**Exercise**
In the data below, how many lines contain the string "Maximum"? Reply with the number only.

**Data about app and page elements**
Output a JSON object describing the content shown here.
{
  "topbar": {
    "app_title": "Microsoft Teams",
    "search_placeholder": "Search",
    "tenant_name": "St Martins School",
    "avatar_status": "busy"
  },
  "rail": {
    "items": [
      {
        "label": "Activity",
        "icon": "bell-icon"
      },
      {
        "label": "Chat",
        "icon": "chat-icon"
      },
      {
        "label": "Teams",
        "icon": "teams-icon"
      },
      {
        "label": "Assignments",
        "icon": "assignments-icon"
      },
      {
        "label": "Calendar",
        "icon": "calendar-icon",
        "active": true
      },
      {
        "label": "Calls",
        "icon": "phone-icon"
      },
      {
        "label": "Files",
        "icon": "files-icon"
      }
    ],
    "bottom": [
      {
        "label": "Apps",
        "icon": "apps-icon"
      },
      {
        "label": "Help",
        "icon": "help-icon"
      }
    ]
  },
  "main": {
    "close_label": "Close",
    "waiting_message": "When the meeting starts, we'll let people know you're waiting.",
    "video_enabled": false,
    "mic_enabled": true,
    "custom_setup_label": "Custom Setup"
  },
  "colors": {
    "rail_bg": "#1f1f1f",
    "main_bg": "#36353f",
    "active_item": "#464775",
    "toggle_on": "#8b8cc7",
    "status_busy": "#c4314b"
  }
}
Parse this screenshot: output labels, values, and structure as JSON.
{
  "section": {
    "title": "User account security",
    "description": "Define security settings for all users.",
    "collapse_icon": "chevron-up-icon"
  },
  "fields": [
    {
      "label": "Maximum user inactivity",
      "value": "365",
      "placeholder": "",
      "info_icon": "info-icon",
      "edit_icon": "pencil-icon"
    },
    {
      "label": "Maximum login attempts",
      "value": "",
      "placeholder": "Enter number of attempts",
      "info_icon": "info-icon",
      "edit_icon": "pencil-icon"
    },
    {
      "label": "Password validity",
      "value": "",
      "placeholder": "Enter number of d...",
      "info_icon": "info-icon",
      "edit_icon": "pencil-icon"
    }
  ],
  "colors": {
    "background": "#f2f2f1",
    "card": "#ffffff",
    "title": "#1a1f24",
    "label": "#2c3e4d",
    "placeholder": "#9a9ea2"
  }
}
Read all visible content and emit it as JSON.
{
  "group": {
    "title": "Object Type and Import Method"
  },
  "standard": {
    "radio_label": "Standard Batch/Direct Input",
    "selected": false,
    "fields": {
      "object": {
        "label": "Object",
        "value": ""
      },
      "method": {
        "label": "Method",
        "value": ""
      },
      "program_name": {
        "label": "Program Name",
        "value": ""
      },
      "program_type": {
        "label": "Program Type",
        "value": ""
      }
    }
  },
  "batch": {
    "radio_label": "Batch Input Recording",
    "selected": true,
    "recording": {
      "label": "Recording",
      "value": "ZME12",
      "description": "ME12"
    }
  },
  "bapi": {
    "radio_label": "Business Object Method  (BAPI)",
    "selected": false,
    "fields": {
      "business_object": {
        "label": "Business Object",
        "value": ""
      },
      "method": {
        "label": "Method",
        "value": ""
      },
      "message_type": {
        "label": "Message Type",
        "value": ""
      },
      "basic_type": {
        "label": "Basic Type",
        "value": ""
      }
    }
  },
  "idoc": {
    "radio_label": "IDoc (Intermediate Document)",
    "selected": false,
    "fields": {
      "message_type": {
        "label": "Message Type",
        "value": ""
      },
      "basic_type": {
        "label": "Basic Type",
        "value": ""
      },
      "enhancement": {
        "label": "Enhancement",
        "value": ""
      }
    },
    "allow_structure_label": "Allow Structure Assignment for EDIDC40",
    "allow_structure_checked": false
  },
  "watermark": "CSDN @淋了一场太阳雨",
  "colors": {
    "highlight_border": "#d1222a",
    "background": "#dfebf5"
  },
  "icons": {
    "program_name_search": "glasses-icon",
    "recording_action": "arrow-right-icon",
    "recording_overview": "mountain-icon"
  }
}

**Expected answer**
2